====== Data to process ======

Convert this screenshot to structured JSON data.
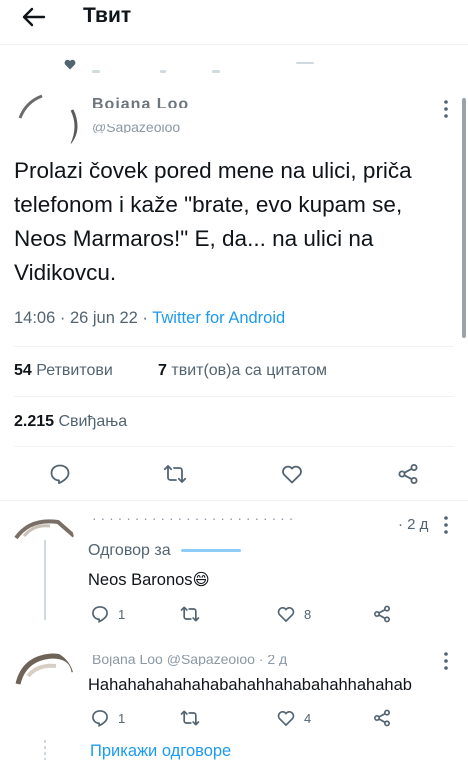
{
  "header": {
    "title": "Твит"
  },
  "tweet": {
    "author_name": "Bojana Loo",
    "author_handle": "@Sapazeoioo",
    "text": "Prolazi čovek pored mene na ulici, priča telefonom i kaže \"brate, evo kupam se, Neos Marmaros!\" E, da... na ulici na Vidikovcu.",
    "time": "14:06 · 26 jun 22 · ",
    "source": "Twitter for Android",
    "retweets_count": "54",
    "retweets_label": "Ретвитови",
    "quotes_count": "7",
    "quotes_label": "твит(ов)а са цитатом",
    "likes_count": "2.215",
    "likes_label": "Свиђања"
  },
  "replies": [
    {
      "header": "· · · · · · · · · · · · · · · · · · · · · · · ·",
      "time": "· 2 д",
      "replying_label": "Одговор за",
      "text": "Neos Baronos😄",
      "reply_count": "1",
      "retweet_count": "",
      "like_count": "8"
    },
    {
      "header": "Bojana Loo @Sapazeoioo · 2 д",
      "time": "",
      "replying_label": "",
      "text": "Hahahahahahahabahahhahabahahhahahab",
      "reply_count": "1",
      "retweet_count": "",
      "like_count": "4"
    }
  ],
  "show_replies": "Прикажи одговоре",
  "colors": {
    "accent": "#1d9bf0",
    "text": "#0f1419",
    "muted": "#536471",
    "divider": "#eff3f4"
  }
}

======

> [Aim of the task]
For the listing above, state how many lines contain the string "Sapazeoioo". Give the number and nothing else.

> [Solution to this problem]
2